[Data provided Boundary: Start]

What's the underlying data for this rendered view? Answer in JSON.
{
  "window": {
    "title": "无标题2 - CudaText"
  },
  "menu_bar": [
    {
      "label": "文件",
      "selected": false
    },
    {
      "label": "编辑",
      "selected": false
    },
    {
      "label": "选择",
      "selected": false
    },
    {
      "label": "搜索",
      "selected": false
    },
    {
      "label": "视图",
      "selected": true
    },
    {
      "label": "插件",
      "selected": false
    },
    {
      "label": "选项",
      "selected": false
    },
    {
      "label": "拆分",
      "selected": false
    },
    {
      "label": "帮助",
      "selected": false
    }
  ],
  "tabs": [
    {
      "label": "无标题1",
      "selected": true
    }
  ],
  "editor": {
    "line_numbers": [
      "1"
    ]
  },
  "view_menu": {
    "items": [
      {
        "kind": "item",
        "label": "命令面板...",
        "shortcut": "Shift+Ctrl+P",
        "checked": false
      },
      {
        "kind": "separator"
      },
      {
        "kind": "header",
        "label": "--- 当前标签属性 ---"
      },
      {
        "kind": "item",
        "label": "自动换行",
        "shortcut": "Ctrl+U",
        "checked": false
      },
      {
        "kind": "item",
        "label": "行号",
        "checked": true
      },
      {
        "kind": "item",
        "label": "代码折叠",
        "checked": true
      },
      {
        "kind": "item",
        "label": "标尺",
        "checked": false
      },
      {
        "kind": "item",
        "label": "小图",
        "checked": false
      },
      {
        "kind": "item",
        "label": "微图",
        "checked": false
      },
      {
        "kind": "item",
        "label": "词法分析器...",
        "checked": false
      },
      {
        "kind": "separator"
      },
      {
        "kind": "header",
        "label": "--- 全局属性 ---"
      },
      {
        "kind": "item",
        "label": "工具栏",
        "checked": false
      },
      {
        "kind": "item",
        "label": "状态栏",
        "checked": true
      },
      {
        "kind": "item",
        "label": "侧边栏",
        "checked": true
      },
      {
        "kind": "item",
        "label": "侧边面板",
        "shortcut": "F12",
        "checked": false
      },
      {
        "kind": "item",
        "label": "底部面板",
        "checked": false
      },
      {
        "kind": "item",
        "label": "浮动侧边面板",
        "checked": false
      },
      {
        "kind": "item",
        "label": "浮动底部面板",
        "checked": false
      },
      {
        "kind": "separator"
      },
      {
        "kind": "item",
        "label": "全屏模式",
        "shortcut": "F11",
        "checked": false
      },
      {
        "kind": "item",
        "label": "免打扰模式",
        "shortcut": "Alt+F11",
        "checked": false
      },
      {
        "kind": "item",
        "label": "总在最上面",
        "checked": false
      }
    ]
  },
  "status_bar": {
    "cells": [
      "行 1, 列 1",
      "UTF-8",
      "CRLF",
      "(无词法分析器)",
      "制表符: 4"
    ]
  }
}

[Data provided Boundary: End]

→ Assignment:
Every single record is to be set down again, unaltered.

→ Task result:
What's the underlying data for this rendered view? Answer in JSON.
{
  "window": {
    "title": "无标题2 - CudaText"
  },
  "menu_bar": [
    {
      "label": "文件",
      "selected": false
    },
    {
      "label": "编辑",
      "selected": false
    },
    {
      "label": "选择",
      "selected": false
    },
    {
      "label": "搜索",
      "selected": false
    },
    {
      "label": "视图",
      "selected": true
    },
    {
      "label": "插件",
      "selected": false
    },
    {
      "label": "选项",
      "selected": false
    },
    {
      "label": "拆分",
      "selected": false
    },
    {
      "label": "帮助",
      "selected": false
    }
  ],
  "tabs": [
    {
      "label": "无标题1",
      "selected": true
    }
  ],
  "editor": {
    "line_numbers": [
      "1"
    ]
  },
  "view_menu": {
    "items": [
      {
        "kind": "item",
        "label": "命令面板...",
        "shortcut": "Shift+Ctrl+P",
        "checked": false
      },
      {
        "kind": "separator"
      },
      {
        "kind": "header",
        "label": "--- 当前标签属性 ---"
      },
      {
        "kind": "item",
        "label": "自动换行",
        "shortcut": "Ctrl+U",
        "checked": false
      },
      {
        "kind": "item",
        "label": "行号",
        "checked": true
      },
      {
        "kind": "item",
        "label": "代码折叠",
        "checked": true
      },
      {
        "kind": "item",
        "label": "标尺",
        "checked": false
      },
      {
        "kind": "item",
        "label": "小图",
        "checked": false
      },
      {
        "kind": "item",
        "label": "微图",
        "checked": false
      },
      {
        "kind": "item",
        "label": "词法分析器...",
        "checked": false
      },
      {
        "kind": "separator"
      },
      {
        "kind": "header",
        "label": "--- 全局属性 ---"
      },
      {
        "kind": "item",
        "label": "工具栏",
        "checked": false
      },
      {
        "kind": "item",
        "label": "状态栏",
        "checked": true
      },
      {
        "kind": "item",
        "label": "侧边栏",
        "checked": true
      },
      {
        "kind": "item",
        "label": "侧边面板",
        "shortcut": "F12",
        "checked": false
      },
      {
        "kind": "item",
        "label": "底部面板",
        "checked": false
      },
      {
        "kind": "item",
        "label": "浮动侧边面板",
        "checked": false
      },
      {
        "kind": "item",
        "label": "浮动底部面板",
        "checked": false
      },
      {
        "kind": "separator"
      },
      {
        "kind": "item",
        "label": "全屏模式",
        "shortcut": "F11",
        "checked": false
      },
      {
        "kind": "item",
        "label": "免打扰模式",
        "shortcut": "Alt+F11",
        "checked": false
      },
      {
        "kind": "item",
        "label": "总在最上面",
        "checked": false
      }
    ]
  },
  "status_bar": {
    "cells": [
      "行 1, 列 1",
      "UTF-8",
      "CRLF",
      "(无词法分析器)",
      "制表符: 4"
    ]
  }
}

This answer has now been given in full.